Workers’ Party chief Low Thia Khiang drew sharp criticism from Minister for Education (Schools) and Second Minister for Transport Ng Chee Meng who said that he found himself “increasingly baffled” by Low’s comments on the timing of the GST hike announcement.
Calling this year’s Budget a forward-looking one that anchors Singapore firmly in the future, Low praised how the Government accurately identified how Asia will play a larger role in the global economy and how new technologies will play an increasingly pivotal part in the future.
While appreciating the “Government’s vision statements and the articulation of how Singapore should strategically position itself in the new era,” Low asserted that the government’s announcement of the impending GST hike is premature, calling it an “unnecessary distraction”:
“The unfortunate thing about this budget is that it is looking forward too hastily for future revenue streams by prematurely announcing the GST hike.
“This has become an unnecessary distraction from the vision articulated in this Budget, and is a real distraction, causing the Government to lose its focus in getting buy-in for the vision, because it has to explain the future GST hike instead.”
He urged the Government to not let the opportunity to lead Singapore with this vision “go to waste”.
Low’s remarks prompted a “baffled” Ng, who did not intend to speak, to respond:
“I hear across the different speeches that they essentially agree with the many programmes proposed in the Budget.
“In fact, they want the Government to do more: In education, to take care of the elderly, doing more for women, more for the disadvantaged. And in one member’s speech, she focused her speech on inequalities and emphasised that inequality is a threat to our nation, that we have to ‘take concrete steps to remedy it’.”
“The Workers Party agrees with many of the Budget proposals. Mr Low Thia Khiang agrees that this is a forward-looking Budget to anchor Singapore firmly into the future, but yet the Workers’ Party says that the GST is a distraction.”
Asserting that he believes the Government has put together a “concrete, forward-looking Budget so that we can resource all these programmes for Singaporeans,” Ng added:
“Yet after all the speeches I have listened carefully to in the chamber, the Workers’ Party thinks that finding the way to fund all these programmes is a distraction.
“They agree with the programmes but talking about how to fund these programmes is a distraction. I find it baffling. I think it is critical, I think it is honest, I think it is right that we outline to Singaporeans how we intend to chart Singapore’s future forward in a sustainable manner.”
Low clarified that his Party has not suggested the Government will have to pay for everything without exploring other funding avenues and reiterated that he thought that the most important part of Budget 2018 was about anchoring Singapore. He added:

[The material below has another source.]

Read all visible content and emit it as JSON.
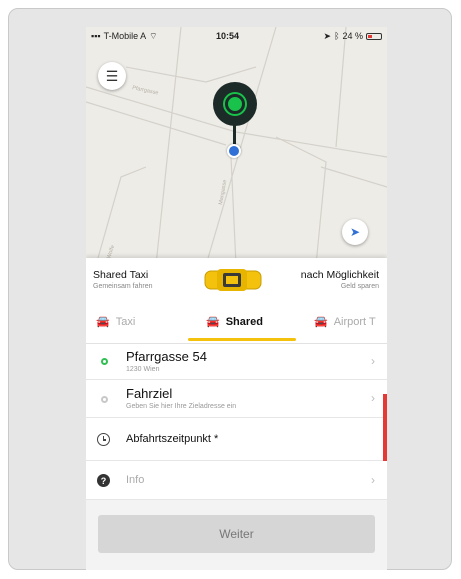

“You can announce the intended two percent GST increase (between 2021 and 2025) anytime…We can have a full debate here, but I wonder whether is it better to announce it separately and debate it here or (debate it as part of) the budget.
“What we are saying and we are questioning whether or not is there any other avenue to look at instead of raising GST because it affects a lot of people, and we are looking at whether there are possibility of other revenue (streams) as some MPs have spoken on,” Mr Low said.
“My point was that this is basically an important Budget, and a Budget which is more looking forward to the future, but that the GST increase can be a distraction because then we end up debating on whether there is a need to increase GST.”
Quoting Low’s remarks during the Committee of Supply debate last year, Ng responded:
“I quote ‘I hope he – meaning the Minister of Finance – can be upfront with Singaporeans now so that they are not blindsided by the Government as they were with the sudden 30 per cent increase in water prices’.
“You can’t have your cake and eat it.”
Low responded that he did not say that the authorities need to “hide the intended increase in GST”. He said:
“By all means announce it well before you increase. It’s good to announce it before-hand. But the question is whether or not you need to announce it with this Budget – that is another issue.”
Low ended the exchange, tongue in cheek, by offering that the GST hike could be debated during the rallies at the next General Election – which must be called by 15 Jan 2021 – drawing laughs from the chamber.